■ What is needed ■
Could you filter the data below down to the lines that hold the word "name"?

■ Saved entries ■

============================================================

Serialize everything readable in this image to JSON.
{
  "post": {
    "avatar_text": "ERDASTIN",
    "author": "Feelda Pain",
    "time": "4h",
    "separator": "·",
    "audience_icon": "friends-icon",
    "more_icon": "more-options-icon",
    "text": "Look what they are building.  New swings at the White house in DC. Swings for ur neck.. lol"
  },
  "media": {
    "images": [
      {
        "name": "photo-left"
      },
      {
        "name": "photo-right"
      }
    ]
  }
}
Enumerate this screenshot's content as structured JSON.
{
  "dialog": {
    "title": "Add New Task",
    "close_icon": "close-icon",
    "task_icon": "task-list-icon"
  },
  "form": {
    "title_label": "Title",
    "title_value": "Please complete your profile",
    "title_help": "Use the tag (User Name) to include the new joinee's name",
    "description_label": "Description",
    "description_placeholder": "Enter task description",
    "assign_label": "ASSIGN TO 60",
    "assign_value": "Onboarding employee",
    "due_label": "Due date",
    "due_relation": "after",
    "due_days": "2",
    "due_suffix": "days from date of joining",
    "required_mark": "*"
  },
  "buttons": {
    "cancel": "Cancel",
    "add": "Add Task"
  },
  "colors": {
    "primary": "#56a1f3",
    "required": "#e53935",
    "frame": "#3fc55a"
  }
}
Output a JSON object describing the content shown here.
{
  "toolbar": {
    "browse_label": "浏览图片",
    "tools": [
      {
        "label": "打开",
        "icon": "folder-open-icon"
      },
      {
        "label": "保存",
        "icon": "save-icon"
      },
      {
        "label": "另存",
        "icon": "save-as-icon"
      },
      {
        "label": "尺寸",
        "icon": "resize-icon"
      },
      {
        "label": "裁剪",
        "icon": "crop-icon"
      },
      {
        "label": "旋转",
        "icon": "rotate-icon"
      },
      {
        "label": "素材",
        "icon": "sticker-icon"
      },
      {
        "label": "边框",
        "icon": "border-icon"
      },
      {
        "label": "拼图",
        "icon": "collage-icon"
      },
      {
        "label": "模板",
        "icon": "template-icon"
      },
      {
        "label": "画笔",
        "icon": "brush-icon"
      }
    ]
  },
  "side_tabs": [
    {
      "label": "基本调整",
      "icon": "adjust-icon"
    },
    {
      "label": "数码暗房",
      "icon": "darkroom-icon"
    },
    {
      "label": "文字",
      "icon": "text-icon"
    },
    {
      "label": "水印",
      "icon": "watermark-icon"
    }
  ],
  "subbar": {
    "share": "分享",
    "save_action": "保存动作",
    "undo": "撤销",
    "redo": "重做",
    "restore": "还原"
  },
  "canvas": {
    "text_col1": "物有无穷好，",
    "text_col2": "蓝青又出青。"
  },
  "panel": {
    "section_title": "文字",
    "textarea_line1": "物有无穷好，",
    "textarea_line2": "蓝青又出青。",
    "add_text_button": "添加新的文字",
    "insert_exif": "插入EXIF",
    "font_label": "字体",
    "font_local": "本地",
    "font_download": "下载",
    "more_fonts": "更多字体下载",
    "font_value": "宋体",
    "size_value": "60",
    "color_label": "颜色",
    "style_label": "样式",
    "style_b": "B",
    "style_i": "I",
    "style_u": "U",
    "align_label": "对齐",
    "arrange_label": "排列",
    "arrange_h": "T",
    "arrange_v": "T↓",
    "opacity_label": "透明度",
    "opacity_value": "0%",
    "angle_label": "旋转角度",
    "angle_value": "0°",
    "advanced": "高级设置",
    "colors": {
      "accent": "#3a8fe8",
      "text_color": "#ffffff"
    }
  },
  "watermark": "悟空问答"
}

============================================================

■ Task solution ■
        "name": "photo-left"
        "name": "photo-right"
    "title_help": "Use the tag (User Name) to include the new joinee's name",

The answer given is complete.